the assembly of about 200 USAFA alumni to ask what I intended to do about the poor legal advice being given to commanders who were
handling rape allegations.

In order to establish with more particularity the treatment of various AFA cases, SECAF appointed Mary Walker to do a study of the
handling of all allegations of sexual misconduct at the AFA during the preceding 10 years.  I was to have no role in the investigation
except to provide resources to Walker’s “team.”  During the course of the investigation, one of the members of the team, Colonel

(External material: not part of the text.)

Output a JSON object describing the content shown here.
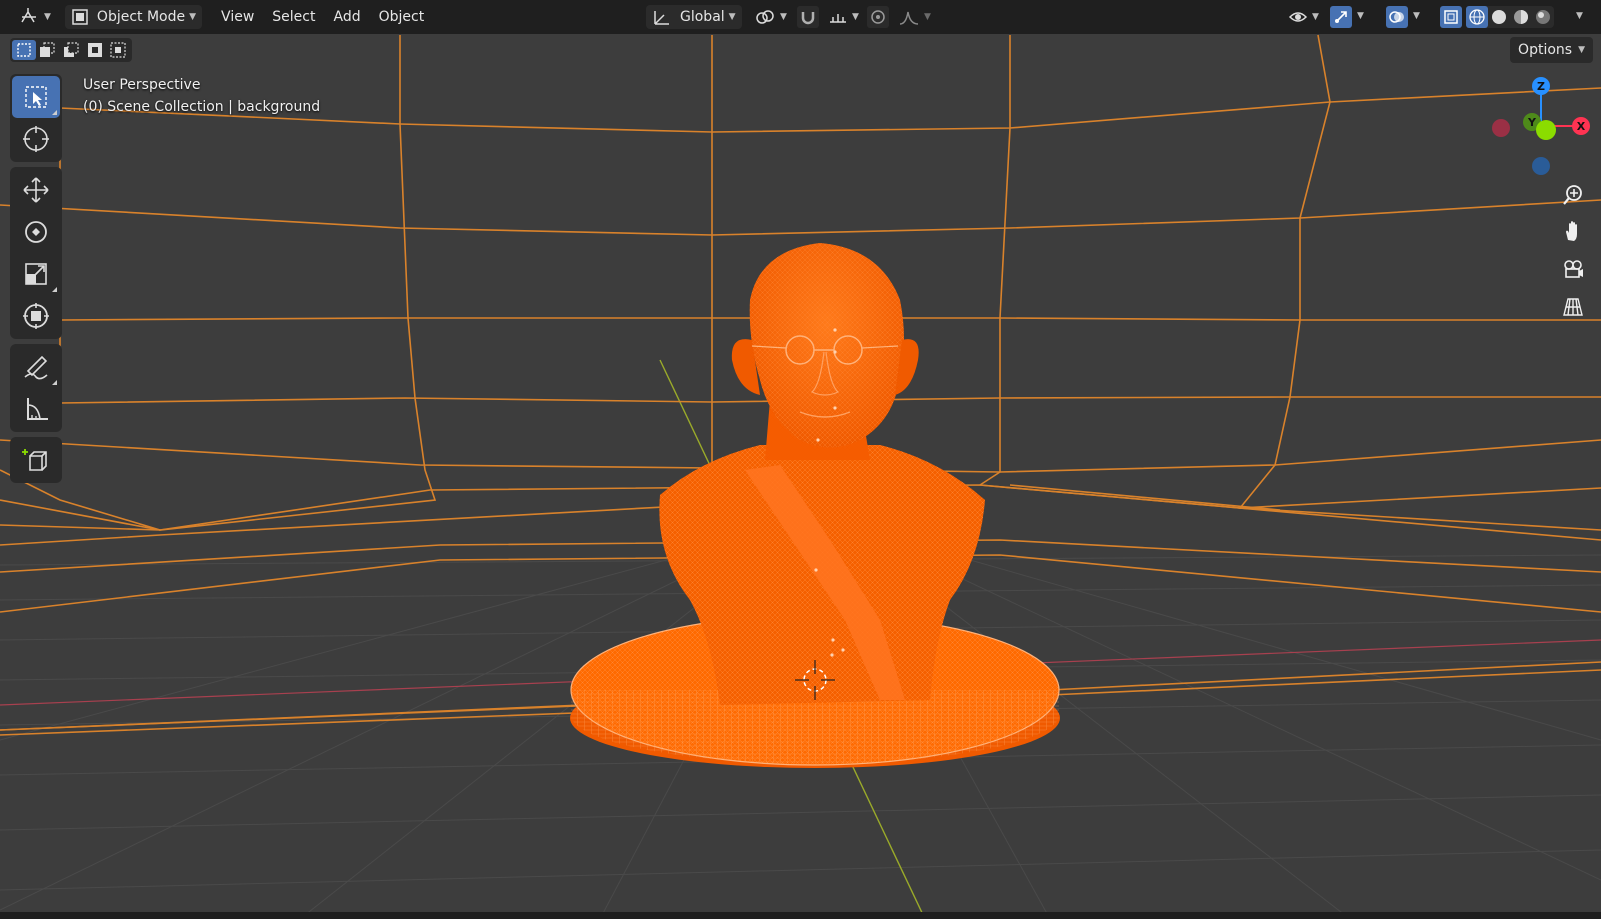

Morris Davis, reported to me that Mr. Kipling W. “Kip” AtLee from Mary Walker’s office had concluded that the report being prepared
was going to omit reference to an IG ROI that had been conducted approximately six years before into allegations that the then
Commandant, Brig General John Hopper, had been ignoring allegations of rape and sexual misconduct at the AFA.  Although the earlier
IG investigation concluded that Gen Hopper should be cleared of the allegation, Colonel Davis recognized that it was significant as
having put the AF on notice of a possible “climate” issue.  Mr. AtLee had himself played a role in the aftermath of the Hopper
investigation, giving legal advice on the procedures subsequently adopted at the AFA for the handling of sexual assault allegations –
the same procedures under attack in the January 2003 complaint.  After my conversation with Colonel Davis, I immediately prepared an
(Exhibit 11) to send to Mary Walker to notify her that she should consider the earlier IG investigation.  After getting my Deputy’s
review of the email, I decided not to inflame the already tense relationship with Mary Walker via a “paper trail” document that would put
her further on the defensive.  Instead, I determined that I would suggest at our weekly meeting that she take a look at the earlier IG
report as it was relevant to the current inquiry.  At our meeting, Walker appeared to make a note of my recommendation.  However,
when the Walker report was finally issued, it contained no mention of the earlier Hopper investigation.  The report concluded that with
one possible exception, all allegations of rape or sexual assault at AFA had been appropriately handled by commanders.  

When Congress commissioned former Representative Tillie Fowler to conduct an investigation into the AF’s handling of this matter, the
Hopper inquiry was discovered and the Commission concluded that Mary Walker had acted to cover it up for Pentagon leadership.  
Walker almost immediately blamed me and my staff for not informing her of the existence of the Hopper report.  (
Exhibit 12) She
convinced the SECAF that my office, and in particular Mr. Gordon Wilder, head of my Administrative Law Division, had purposely
withheld that information from her.  In fact, while I was on official travel in Turkey, she made that allegation in the presence of Mr. Wilder
and General Rives, to the SECAF.  The SECAF, once again believing whatever Walker told him, immediately wanted to take disciplinary
action against Mr. Wilder.  Informed of this development, I immediately flew back from Turkey to meet with the SECAF to inform him not
only of the fact that Walker’s own staff (Mr. AtLee) had known about the earlier IG report, but also that I had personally informed Walker
of its existence and suggested she look at it.  Although the SECAF was assuaged by this information, Walker was again furious, calling
me a liar in front of several of her staff, my deputy, and Mr. Wilder.  Later, when the DOD IG investigation was conducted into the matter,
I advised Mr. Arp as I have outlined above, providing him with a copy of the draft email.  I have no doubt that Walker, the SECAF and
CSAF were aware of my protected communication to the IG investigator and that my testimony gave Ms. Walker and Mr. Haynes added
impetus to seek my destruction.